The lawsuit involved a dispute between a homeowner in the Stapleton neighborhood and the master developer of the community (Forest City).  Before any new structures were built, Forest City subdivided the former Stapleton International Airport land into individual lots to create a new residential development.  Undeveloped lots were sold to a professional homebuilder (Infinity Home Collection at Stapleton, LLC).  Infinity improved and finished the lot, constructed a house on it, and sold the lot to Rogers.

Rogers claims that an undisclosed high water table beneath his house, coupled with calcite leaching from nearby roads, infiltrated his basement.  Rogers’ claim against Forest City included breach of implied warranty.  His theory was that by allowing Infinity to construct a home with a basement on the lot, Forest City had implied that the lot was suitable for that purpose.

Forest City argued that it did not have any role in the builder’s or homeowner’s decision to build a basement on the lot because it had provide the builder with all of the information available respecting the lot’s subsurface and groundwater condition.

Before the Court of Appeals decision, no Colorado appellate court had recognized an implied warranty running from a lot developer to a subsequent home buyer where the developer is not involved in construction of the house.

Although the opinion attempted to carve a narrow exception for implied warranty claims against a developer, developers, builders, contractors, and designers may now be exposed to more frequent and successful claims for breach of implied warranty.

The Colorado Supreme Court considered the case and has issued it’s ruling.

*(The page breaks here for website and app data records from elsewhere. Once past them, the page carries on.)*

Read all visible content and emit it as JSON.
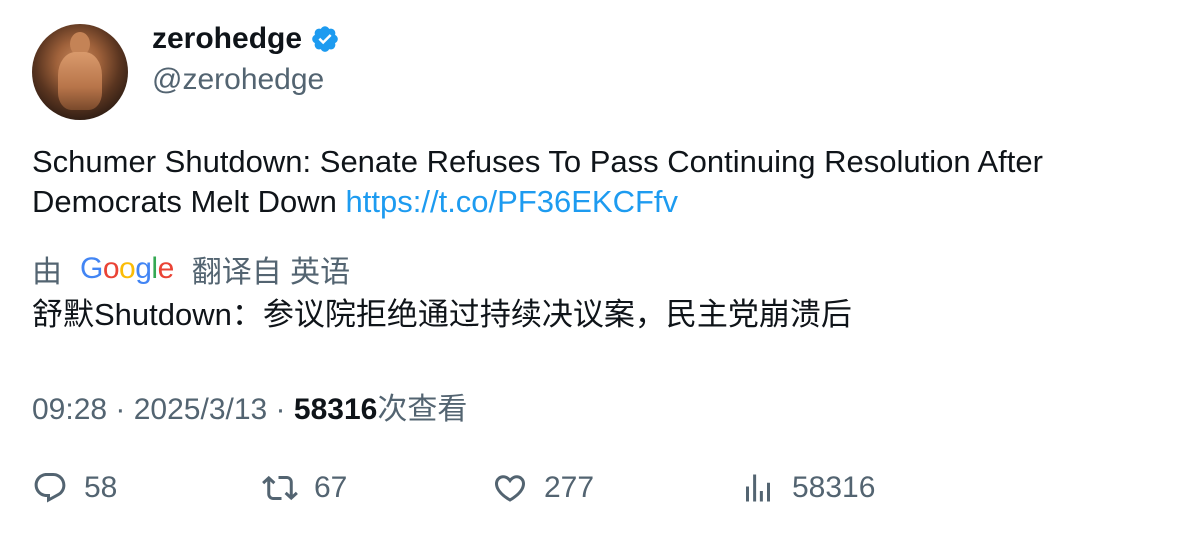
{
  "author": {
    "name": "zerohedge",
    "handle": "@zerohedge",
    "verified_icon": "verified-badge-icon",
    "avatar_icon": "avatar"
  },
  "tweet": {
    "text": "Schumer Shutdown: Senate Refuses To Pass Continuing Resolution After Democrats Melt Down ",
    "link": "https://t.co/PF36EKCFfv"
  },
  "translation": {
    "prefix": "由",
    "provider_logo_letters": [
      "G",
      "o",
      "o",
      "g",
      "l",
      "e"
    ],
    "suffix": "翻译自 英语",
    "text": "舒默Shutdown：参议院拒绝通过持续决议案，民主党崩溃后"
  },
  "meta": {
    "time": "09:28",
    "separator": " · ",
    "date": "2025/3/13",
    "views_count": "58316",
    "views_label": "次查看"
  },
  "actions": {
    "reply_count": "58",
    "retweet_count": "67",
    "like_count": "277",
    "views_count": "58316"
  },
  "colors": {
    "text": "#0f1419",
    "secondary": "#536471",
    "link": "#1d9bf0",
    "verified": "#1d9bf0"
  }
}
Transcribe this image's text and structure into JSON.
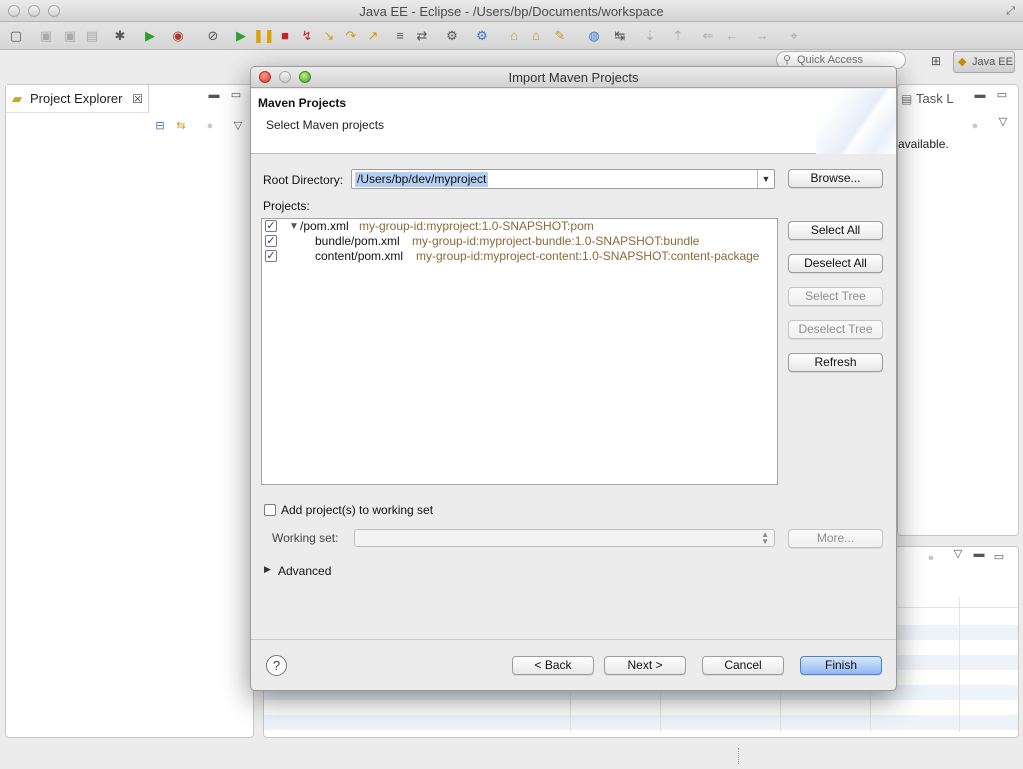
{
  "window": {
    "title": "Java EE - Eclipse - /Users/bp/Documents/workspace"
  },
  "quick_access": {
    "placeholder": "Quick Access"
  },
  "perspective": {
    "label": "Java EE"
  },
  "project_explorer": {
    "tab_label": "Project Explorer"
  },
  "task_view": {
    "tab_label": "Task L",
    "message_fragment": "available."
  },
  "dialog": {
    "title": "Import Maven Projects",
    "header_title": "Maven Projects",
    "header_subtitle": "Select Maven projects",
    "root_dir_label": "Root Directory:",
    "root_dir_value": "/Users/bp/dev/myproject",
    "browse_label": "Browse...",
    "projects_label": "Projects:",
    "projects": [
      {
        "name": "/pom.xml",
        "gav": "my-group-id:myproject:1.0-SNAPSHOT:pom",
        "checked": true
      },
      {
        "name": "bundle/pom.xml",
        "gav": "my-group-id:myproject-bundle:1.0-SNAPSHOT:bundle",
        "checked": true
      },
      {
        "name": "content/pom.xml",
        "gav": "my-group-id:myproject-content:1.0-SNAPSHOT:content-package",
        "checked": true
      }
    ],
    "side_buttons": {
      "select_all": "Select All",
      "deselect_all": "Deselect All",
      "select_tree": "Select Tree",
      "deselect_tree": "Deselect Tree",
      "refresh": "Refresh"
    },
    "working_set_checkbox_label": "Add project(s) to working set",
    "working_set_label": "Working set:",
    "working_set_value": "",
    "more_label": "More...",
    "advanced_label": "Advanced",
    "footer": {
      "back": "< Back",
      "next": "Next >",
      "cancel": "Cancel",
      "finish": "Finish"
    }
  }
}
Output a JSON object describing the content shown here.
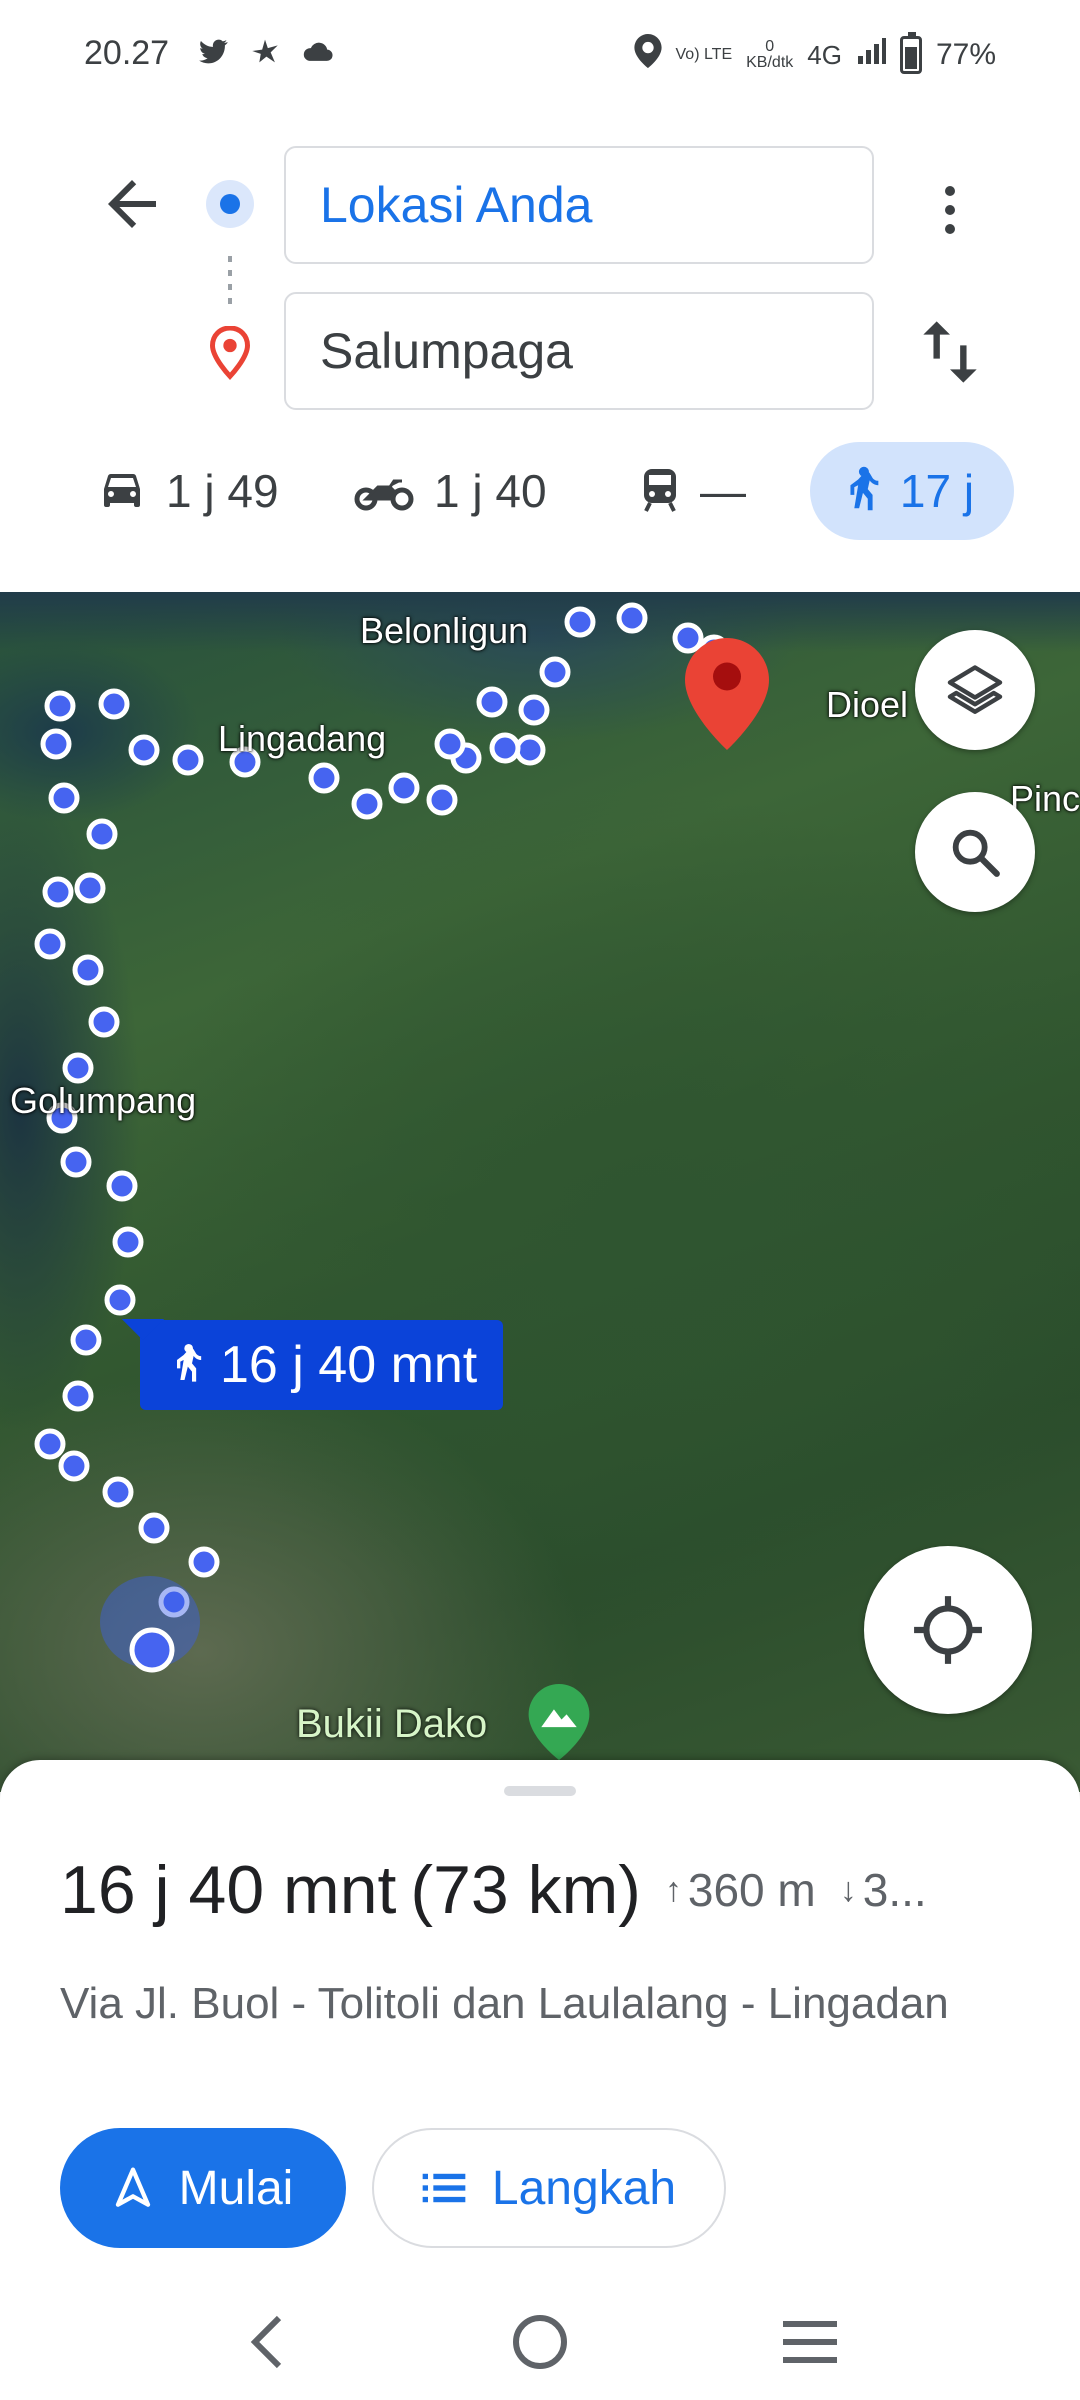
{
  "status_bar": {
    "time": "20.27",
    "left_icons": [
      "twitter-icon",
      "bird-icon",
      "cloud-icon"
    ],
    "volte": "Vo) LTE",
    "speed_value": "0",
    "speed_unit": "KB/dtk",
    "network": "4G",
    "battery": "77%"
  },
  "directions": {
    "origin": "Lokasi Anda",
    "destination": "Salumpaga"
  },
  "travel_modes": [
    {
      "mode": "car",
      "time": "1 j 49"
    },
    {
      "mode": "motorcycle",
      "time": "1 j 40"
    },
    {
      "mode": "transit",
      "time": "—"
    },
    {
      "mode": "walk",
      "time": "17 j",
      "selected": true
    }
  ],
  "map": {
    "labels": {
      "belonligun": "Belonligun",
      "lingadang": "Lingadang",
      "dioel": "Dioel",
      "pinc": "Pinc",
      "golumpang": "Golumpang",
      "bukit_dako": "Bukii Dako"
    },
    "route_badge": "16 j 40 mnt",
    "route_color": "#4664f0",
    "badge_color": "#0b43d9"
  },
  "summary": {
    "duration": "16 j 40 mnt",
    "distance": "(73 km)",
    "ascent": "360 m",
    "descent": "3...",
    "via": "Via Jl. Buol - Tolitoli dan Laulalang - Lingadan",
    "start_label": "Mulai",
    "steps_label": "Langkah"
  },
  "colors": {
    "accent": "#1a73e8",
    "walk_chip": "#d2e3fc",
    "pin_red": "#ea4335"
  }
}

The Supreme Court concluded that because breach of the implied warranty of suitability is a contract claim, privity of contract is required in such a case.

The home buyer was not in privity of contract with the developer and thus cannot pursue a claim against the developer for breach of the implied warranty of suitability.

Thankfully, the Colorado Supreme Court decision assuaged concerns raised a year ago by the court of appeals’ decision.

AIA Contract Provision Void

In early March, 2017 the Colorado Court of Appeals determined a key AIA Contract Provision was void and unenforceable in a residential project.

In Broomfield Senior Living v. R.G. Brinkmann , the Court of Appeals considered whether Section 13.7.1 of the AIA Form A101-1997 Contract was enforceable against the ownership of a senior living project.

Section 13.7.1 of the AIA contract generally states that any defect claims against the general contractor must be filed within a specified date from substantial completion of the project.

The A101 contract is a popular agreement used by owners and general contractors in construction. In this instance, it was entered into between a national general contracting firm and a national company that builds and operates senior living centers.

Brinkmann argued that the AIA’s statute-of-limitations provision (using “substantial completion” as the starting point) reflected the parties’ intent to deviate from Colorado’s 2 year statute of limitation.  The appellate court concluded that such deviation was in violation of the express purpose of the Homeowners Protection Act (“HPA”).  The decision pivoted on the determination that the senior living community was “residential” in nature.   By declaring the project to be “residential,” the Colorado Court of Appeals nullified the concept that commercially-sophisticated parties can consent to modify the statute-of-limitations by adopting long-standing AIA contract language.

Commercial contractor should be aware that Section 13.7.1, which is found in several AIA contract forms, won’t be enforced in any Colorado project involving the construction of “residential” living units.